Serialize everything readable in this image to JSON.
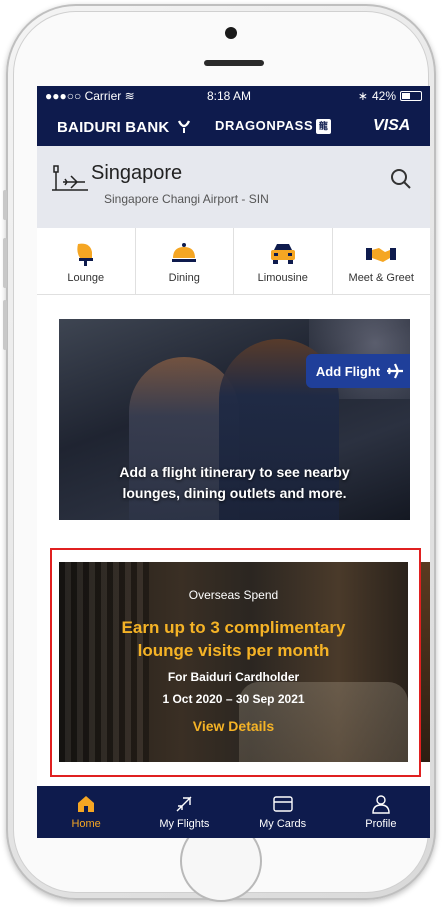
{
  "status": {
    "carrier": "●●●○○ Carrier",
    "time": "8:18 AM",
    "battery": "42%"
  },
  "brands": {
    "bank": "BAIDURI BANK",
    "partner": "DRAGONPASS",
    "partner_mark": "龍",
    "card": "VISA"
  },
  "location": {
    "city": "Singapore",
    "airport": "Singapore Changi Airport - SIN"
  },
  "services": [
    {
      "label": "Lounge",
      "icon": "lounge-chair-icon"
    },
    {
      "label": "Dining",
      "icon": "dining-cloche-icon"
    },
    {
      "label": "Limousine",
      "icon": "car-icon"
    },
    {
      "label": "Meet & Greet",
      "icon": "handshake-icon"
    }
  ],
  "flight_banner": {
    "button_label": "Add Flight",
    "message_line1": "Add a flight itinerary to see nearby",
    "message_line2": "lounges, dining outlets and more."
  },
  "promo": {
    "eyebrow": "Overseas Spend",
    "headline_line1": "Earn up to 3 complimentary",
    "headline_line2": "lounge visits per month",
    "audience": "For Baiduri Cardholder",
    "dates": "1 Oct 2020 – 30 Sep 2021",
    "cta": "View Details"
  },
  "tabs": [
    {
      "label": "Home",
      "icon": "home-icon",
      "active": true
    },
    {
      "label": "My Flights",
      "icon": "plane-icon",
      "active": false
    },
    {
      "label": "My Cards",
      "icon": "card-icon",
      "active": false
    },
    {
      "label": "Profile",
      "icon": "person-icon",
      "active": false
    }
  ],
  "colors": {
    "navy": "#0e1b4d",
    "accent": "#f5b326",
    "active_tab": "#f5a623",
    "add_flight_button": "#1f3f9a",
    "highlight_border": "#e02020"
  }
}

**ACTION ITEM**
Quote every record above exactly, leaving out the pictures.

**RESULT BELOW**
Serialize everything readable in this image to JSON.
{
  "status": {
    "carrier": "●●●○○ Carrier",
    "time": "8:18 AM",
    "battery": "42%"
  },
  "brands": {
    "bank": "BAIDURI BANK",
    "partner": "DRAGONPASS",
    "partner_mark": "龍",
    "card": "VISA"
  },
  "location": {
    "city": "Singapore",
    "airport": "Singapore Changi Airport - SIN"
  },
  "services": [
    {
      "label": "Lounge",
      "icon": "lounge-chair-icon"
    },
    {
      "label": "Dining",
      "icon": "dining-cloche-icon"
    },
    {
      "label": "Limousine",
      "icon": "car-icon"
    },
    {
      "label": "Meet & Greet",
      "icon": "handshake-icon"
    }
  ],
  "flight_banner": {
    "button_label": "Add Flight",
    "message_line1": "Add a flight itinerary to see nearby",
    "message_line2": "lounges, dining outlets and more."
  },
  "promo": {
    "eyebrow": "Overseas Spend",
    "headline_line1": "Earn up to 3 complimentary",
    "headline_line2": "lounge visits per month",
    "audience": "For Baiduri Cardholder",
    "dates": "1 Oct 2020 – 30 Sep 2021",
    "cta": "View Details"
  },
  "tabs": [
    {
      "label": "Home",
      "icon": "home-icon",
      "active": true
    },
    {
      "label": "My Flights",
      "icon": "plane-icon",
      "active": false
    },
    {
      "label": "My Cards",
      "icon": "card-icon",
      "active": false
    },
    {
      "label": "Profile",
      "icon": "person-icon",
      "active": false
    }
  ],
  "colors": {
    "navy": "#0e1b4d",
    "accent": "#f5b326",
    "active_tab": "#f5a623",
    "add_flight_button": "#1f3f9a",
    "highlight_border": "#e02020"
  }
}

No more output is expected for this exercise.